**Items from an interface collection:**

>>>

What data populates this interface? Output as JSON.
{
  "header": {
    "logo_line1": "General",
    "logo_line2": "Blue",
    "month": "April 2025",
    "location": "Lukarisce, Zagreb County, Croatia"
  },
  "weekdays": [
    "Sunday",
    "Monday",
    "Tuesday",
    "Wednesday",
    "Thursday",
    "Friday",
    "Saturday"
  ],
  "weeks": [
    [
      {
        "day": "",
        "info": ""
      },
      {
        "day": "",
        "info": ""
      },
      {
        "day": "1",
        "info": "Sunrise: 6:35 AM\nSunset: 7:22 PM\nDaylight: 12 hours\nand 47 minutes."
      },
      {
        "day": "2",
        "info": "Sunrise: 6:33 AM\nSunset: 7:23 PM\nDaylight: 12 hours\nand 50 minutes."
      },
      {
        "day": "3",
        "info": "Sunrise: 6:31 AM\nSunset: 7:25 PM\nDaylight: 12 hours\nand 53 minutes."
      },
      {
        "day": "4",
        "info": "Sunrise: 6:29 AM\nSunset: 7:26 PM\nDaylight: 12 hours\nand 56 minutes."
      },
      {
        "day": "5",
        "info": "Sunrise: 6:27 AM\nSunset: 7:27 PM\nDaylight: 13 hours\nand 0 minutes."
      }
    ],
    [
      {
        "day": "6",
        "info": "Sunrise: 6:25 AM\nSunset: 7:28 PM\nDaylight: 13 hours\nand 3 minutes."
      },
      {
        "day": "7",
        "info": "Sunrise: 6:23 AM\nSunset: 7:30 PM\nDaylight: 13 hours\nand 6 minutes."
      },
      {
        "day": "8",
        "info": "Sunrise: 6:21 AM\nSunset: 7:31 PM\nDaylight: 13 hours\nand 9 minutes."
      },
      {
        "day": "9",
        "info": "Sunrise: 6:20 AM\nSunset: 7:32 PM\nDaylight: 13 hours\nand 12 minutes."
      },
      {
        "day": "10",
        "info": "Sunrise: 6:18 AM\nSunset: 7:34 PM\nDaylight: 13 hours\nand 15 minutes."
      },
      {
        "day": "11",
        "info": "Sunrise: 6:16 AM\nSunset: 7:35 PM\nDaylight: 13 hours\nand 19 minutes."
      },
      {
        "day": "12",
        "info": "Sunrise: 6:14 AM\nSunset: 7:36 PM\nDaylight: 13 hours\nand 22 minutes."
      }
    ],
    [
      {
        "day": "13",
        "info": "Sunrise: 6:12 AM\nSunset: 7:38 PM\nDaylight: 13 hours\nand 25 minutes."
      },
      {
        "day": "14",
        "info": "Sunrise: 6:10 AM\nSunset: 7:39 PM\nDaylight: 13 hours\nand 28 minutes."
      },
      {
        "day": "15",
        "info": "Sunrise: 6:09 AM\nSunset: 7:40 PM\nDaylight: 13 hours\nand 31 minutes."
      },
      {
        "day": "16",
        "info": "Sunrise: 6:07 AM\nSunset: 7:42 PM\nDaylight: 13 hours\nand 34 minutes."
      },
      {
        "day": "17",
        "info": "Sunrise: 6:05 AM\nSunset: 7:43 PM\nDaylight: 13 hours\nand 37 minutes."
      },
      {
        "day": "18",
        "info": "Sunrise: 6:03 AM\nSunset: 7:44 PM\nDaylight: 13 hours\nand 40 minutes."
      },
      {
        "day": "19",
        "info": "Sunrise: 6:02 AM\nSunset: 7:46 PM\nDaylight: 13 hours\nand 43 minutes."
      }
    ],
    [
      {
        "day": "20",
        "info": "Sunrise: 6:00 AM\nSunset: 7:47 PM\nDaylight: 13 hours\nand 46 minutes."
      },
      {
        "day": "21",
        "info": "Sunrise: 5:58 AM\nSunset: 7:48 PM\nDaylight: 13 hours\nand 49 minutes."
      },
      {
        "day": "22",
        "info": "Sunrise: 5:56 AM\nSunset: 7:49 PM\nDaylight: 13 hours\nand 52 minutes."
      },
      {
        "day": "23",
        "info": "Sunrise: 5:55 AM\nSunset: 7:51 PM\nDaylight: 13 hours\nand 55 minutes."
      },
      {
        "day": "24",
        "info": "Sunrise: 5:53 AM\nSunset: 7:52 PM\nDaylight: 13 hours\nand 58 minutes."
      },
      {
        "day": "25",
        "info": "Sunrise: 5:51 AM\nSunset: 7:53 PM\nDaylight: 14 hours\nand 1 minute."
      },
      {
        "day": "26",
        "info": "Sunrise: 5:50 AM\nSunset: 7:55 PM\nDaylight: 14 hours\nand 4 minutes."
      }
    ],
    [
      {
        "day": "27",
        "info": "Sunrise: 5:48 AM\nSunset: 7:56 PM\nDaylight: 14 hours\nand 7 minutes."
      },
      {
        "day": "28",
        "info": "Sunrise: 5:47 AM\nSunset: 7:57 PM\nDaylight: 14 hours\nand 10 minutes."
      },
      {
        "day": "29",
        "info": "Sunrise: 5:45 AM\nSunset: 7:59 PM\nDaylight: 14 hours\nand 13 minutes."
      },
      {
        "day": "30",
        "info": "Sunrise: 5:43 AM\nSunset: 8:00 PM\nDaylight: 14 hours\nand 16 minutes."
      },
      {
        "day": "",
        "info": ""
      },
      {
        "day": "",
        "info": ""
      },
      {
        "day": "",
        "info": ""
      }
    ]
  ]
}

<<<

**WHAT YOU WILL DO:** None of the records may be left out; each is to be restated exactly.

**TASK RESULT:**
What data populates this interface? Output as JSON.
{
  "header": {
    "logo_line1": "General",
    "logo_line2": "Blue",
    "month": "April 2025",
    "location": "Lukarisce, Zagreb County, Croatia"
  },
  "weekdays": [
    "Sunday",
    "Monday",
    "Tuesday",
    "Wednesday",
    "Thursday",
    "Friday",
    "Saturday"
  ],
  "weeks": [
    [
      {
        "day": "",
        "info": ""
      },
      {
        "day": "",
        "info": ""
      },
      {
        "day": "1",
        "info": "Sunrise: 6:35 AM\nSunset: 7:22 PM\nDaylight: 12 hours\nand 47 minutes."
      },
      {
        "day": "2",
        "info": "Sunrise: 6:33 AM\nSunset: 7:23 PM\nDaylight: 12 hours\nand 50 minutes."
      },
      {
        "day": "3",
        "info": "Sunrise: 6:31 AM\nSunset: 7:25 PM\nDaylight: 12 hours\nand 53 minutes."
      },
      {
        "day": "4",
        "info": "Sunrise: 6:29 AM\nSunset: 7:26 PM\nDaylight: 12 hours\nand 56 minutes."
      },
      {
        "day": "5",
        "info": "Sunrise: 6:27 AM\nSunset: 7:27 PM\nDaylight: 13 hours\nand 0 minutes."
      }
    ],
    [
      {
        "day": "6",
        "info": "Sunrise: 6:25 AM\nSunset: 7:28 PM\nDaylight: 13 hours\nand 3 minutes."
      },
      {
        "day": "7",
        "info": "Sunrise: 6:23 AM\nSunset: 7:30 PM\nDaylight: 13 hours\nand 6 minutes."
      },
      {
        "day": "8",
        "info": "Sunrise: 6:21 AM\nSunset: 7:31 PM\nDaylight: 13 hours\nand 9 minutes."
      },
      {
        "day": "9",
        "info": "Sunrise: 6:20 AM\nSunset: 7:32 PM\nDaylight: 13 hours\nand 12 minutes."
      },
      {
        "day": "10",
        "info": "Sunrise: 6:18 AM\nSunset: 7:34 PM\nDaylight: 13 hours\nand 15 minutes."
      },
      {
        "day": "11",
        "info": "Sunrise: 6:16 AM\nSunset: 7:35 PM\nDaylight: 13 hours\nand 19 minutes."
      },
      {
        "day": "12",
        "info": "Sunrise: 6:14 AM\nSunset: 7:36 PM\nDaylight: 13 hours\nand 22 minutes."
      }
    ],
    [
      {
        "day": "13",
        "info": "Sunrise: 6:12 AM\nSunset: 7:38 PM\nDaylight: 13 hours\nand 25 minutes."
      },
      {
        "day": "14",
        "info": "Sunrise: 6:10 AM\nSunset: 7:39 PM\nDaylight: 13 hours\nand 28 minutes."
      },
      {
        "day": "15",
        "info": "Sunrise: 6:09 AM\nSunset: 7:40 PM\nDaylight: 13 hours\nand 31 minutes."
      },
      {
        "day": "16",
        "info": "Sunrise: 6:07 AM\nSunset: 7:42 PM\nDaylight: 13 hours\nand 34 minutes."
      },
      {
        "day": "17",
        "info": "Sunrise: 6:05 AM\nSunset: 7:43 PM\nDaylight: 13 hours\nand 37 minutes."
      },
      {
        "day": "18",
        "info": "Sunrise: 6:03 AM\nSunset: 7:44 PM\nDaylight: 13 hours\nand 40 minutes."
      },
      {
        "day": "19",
        "info": "Sunrise: 6:02 AM\nSunset: 7:46 PM\nDaylight: 13 hours\nand 43 minutes."
      }
    ],
    [
      {
        "day": "20",
        "info": "Sunrise: 6:00 AM\nSunset: 7:47 PM\nDaylight: 13 hours\nand 46 minutes."
      },
      {
        "day": "21",
        "info": "Sunrise: 5:58 AM\nSunset: 7:48 PM\nDaylight: 13 hours\nand 49 minutes."
      },
      {
        "day": "22",
        "info": "Sunrise: 5:56 AM\nSunset: 7:49 PM\nDaylight: 13 hours\nand 52 minutes."
      },
      {
        "day": "23",
        "info": "Sunrise: 5:55 AM\nSunset: 7:51 PM\nDaylight: 13 hours\nand 55 minutes."
      },
      {
        "day": "24",
        "info": "Sunrise: 5:53 AM\nSunset: 7:52 PM\nDaylight: 13 hours\nand 58 minutes."
      },
      {
        "day": "25",
        "info": "Sunrise: 5:51 AM\nSunset: 7:53 PM\nDaylight: 14 hours\nand 1 minute."
      },
      {
        "day": "26",
        "info": "Sunrise: 5:50 AM\nSunset: 7:55 PM\nDaylight: 14 hours\nand 4 minutes."
      }
    ],
    [
      {
        "day": "27",
        "info": "Sunrise: 5:48 AM\nSunset: 7:56 PM\nDaylight: 14 hours\nand 7 minutes."
      },
      {
        "day": "28",
        "info": "Sunrise: 5:47 AM\nSunset: 7:57 PM\nDaylight: 14 hours\nand 10 minutes."
      },
      {
        "day": "29",
        "info": "Sunrise: 5:45 AM\nSunset: 7:59 PM\nDaylight: 14 hours\nand 13 minutes."
      },
      {
        "day": "30",
        "info": "Sunrise: 5:43 AM\nSunset: 8:00 PM\nDaylight: 14 hours\nand 16 minutes."
      },
      {
        "day": "",
        "info": ""
      },
      {
        "day": "",
        "info": ""
      },
      {
        "day": "",
        "info": ""
      }
    ]
  ]
}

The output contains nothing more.